**Task brief**
Filter the records, keeping every line that has the string "icon".

**Dataset records**
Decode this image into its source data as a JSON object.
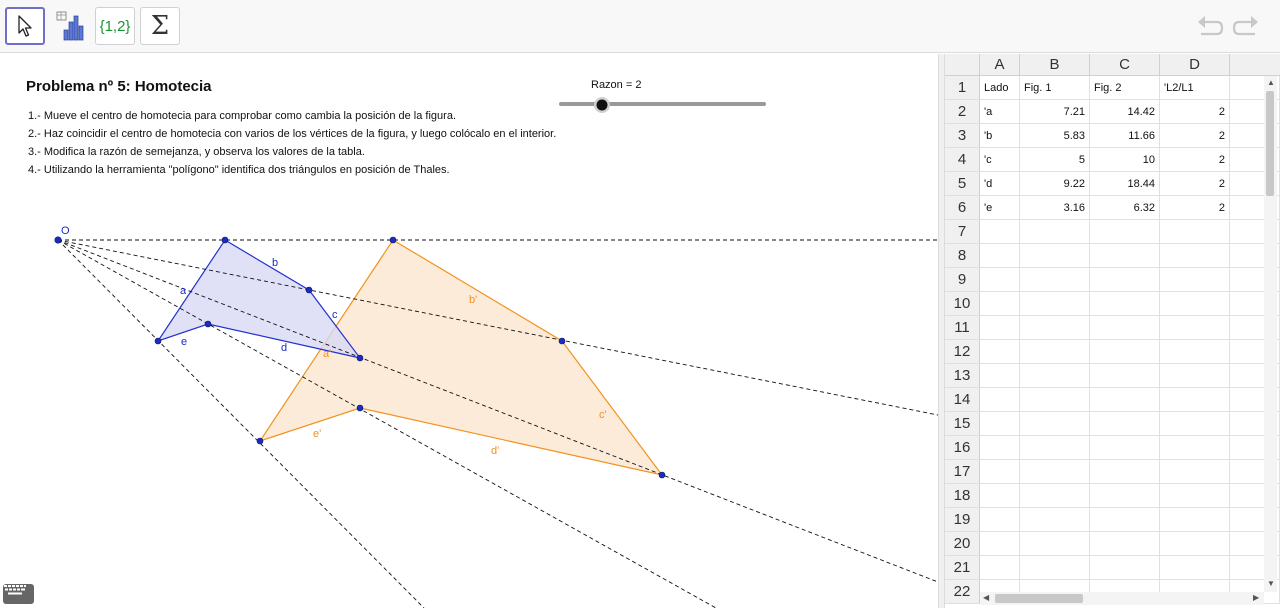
{
  "toolbar": {
    "tools": [
      {
        "name": "move-tool",
        "icon": "cursor-arrow-icon"
      },
      {
        "name": "histogram-tool",
        "icon": "bar-chart-icon"
      },
      {
        "name": "list-tool",
        "label": "{1,2}"
      },
      {
        "name": "sum-tool",
        "label": "Σ"
      }
    ],
    "undo_icon": "undo-icon",
    "redo_icon": "redo-icon"
  },
  "problem": {
    "title": "Problema nº 5: Homotecia",
    "instructions": [
      "1.- Mueve el centro de homotecia para comprobar como cambia la posición de la figura.",
      "2.- Haz coincidir el centro de homotecia con varios de los vértices de la figura, y luego colócalo en el interior.",
      "3.- Modifica la razón de semejanza, y observa los valores de la tabla.",
      "4.- Utilizando la herramienta \"polígono\" identifica dos triángulos en posición de Thales."
    ]
  },
  "slider": {
    "label": "Razon = 2",
    "value": 2,
    "min": 1,
    "max": 5
  },
  "figure": {
    "center_label": "O",
    "original_side_labels": [
      "a",
      "b",
      "c",
      "d",
      "e"
    ],
    "image_side_labels": [
      "a'",
      "b'",
      "c'",
      "d'",
      "e'"
    ],
    "colors": {
      "original_stroke": "#2233cc",
      "original_fill": "#d8daf5",
      "image_stroke": "#f2921e",
      "image_fill": "#fde6d0",
      "ray": "#111111"
    }
  },
  "spreadsheet": {
    "columns": [
      "A",
      "B",
      "C",
      "D",
      ""
    ],
    "rows": [
      {
        "n": "1",
        "cells": [
          "Lado",
          "Fig. 1",
          "Fig. 2",
          "'L2/L1"
        ]
      },
      {
        "n": "2",
        "cells": [
          "'a",
          "7.21",
          "14.42",
          "2"
        ]
      },
      {
        "n": "3",
        "cells": [
          "'b",
          "5.83",
          "11.66",
          "2"
        ]
      },
      {
        "n": "4",
        "cells": [
          "'c",
          "5",
          "10",
          "2"
        ]
      },
      {
        "n": "5",
        "cells": [
          "'d",
          "9.22",
          "18.44",
          "2"
        ]
      },
      {
        "n": "6",
        "cells": [
          "'e",
          "3.16",
          "6.32",
          "2"
        ]
      },
      {
        "n": "7",
        "cells": [
          "",
          "",
          "",
          ""
        ]
      },
      {
        "n": "8",
        "cells": [
          "",
          "",
          "",
          ""
        ]
      },
      {
        "n": "9",
        "cells": [
          "",
          "",
          "",
          ""
        ]
      },
      {
        "n": "10",
        "cells": [
          "",
          "",
          "",
          ""
        ]
      },
      {
        "n": "11",
        "cells": [
          "",
          "",
          "",
          ""
        ]
      },
      {
        "n": "12",
        "cells": [
          "",
          "",
          "",
          ""
        ]
      },
      {
        "n": "13",
        "cells": [
          "",
          "",
          "",
          ""
        ]
      },
      {
        "n": "14",
        "cells": [
          "",
          "",
          "",
          ""
        ]
      },
      {
        "n": "15",
        "cells": [
          "",
          "",
          "",
          ""
        ]
      },
      {
        "n": "16",
        "cells": [
          "",
          "",
          "",
          ""
        ]
      },
      {
        "n": "17",
        "cells": [
          "",
          "",
          "",
          ""
        ]
      },
      {
        "n": "18",
        "cells": [
          "",
          "",
          "",
          ""
        ]
      },
      {
        "n": "19",
        "cells": [
          "",
          "",
          "",
          ""
        ]
      },
      {
        "n": "20",
        "cells": [
          "",
          "",
          "",
          ""
        ]
      },
      {
        "n": "21",
        "cells": [
          "",
          "",
          "",
          ""
        ]
      },
      {
        "n": "22",
        "cells": [
          "",
          "",
          "",
          ""
        ]
      }
    ]
  },
  "keyboard_icon": "keyboard-icon"
}
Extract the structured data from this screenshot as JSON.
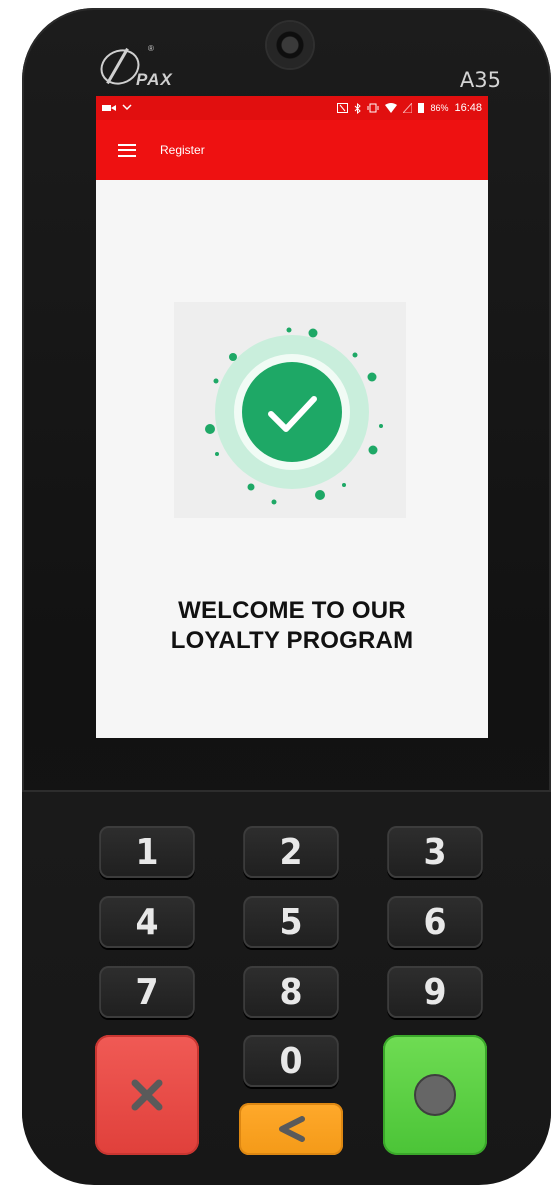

**Result of this task**
        "icon": "cursor-arrow-icon"
        "icon": "bar-chart-icon"
    "undo_icon": "undo-icon",
    "redo_icon": "redo-icon"
  "keyboard_icon": "keyboard-icon"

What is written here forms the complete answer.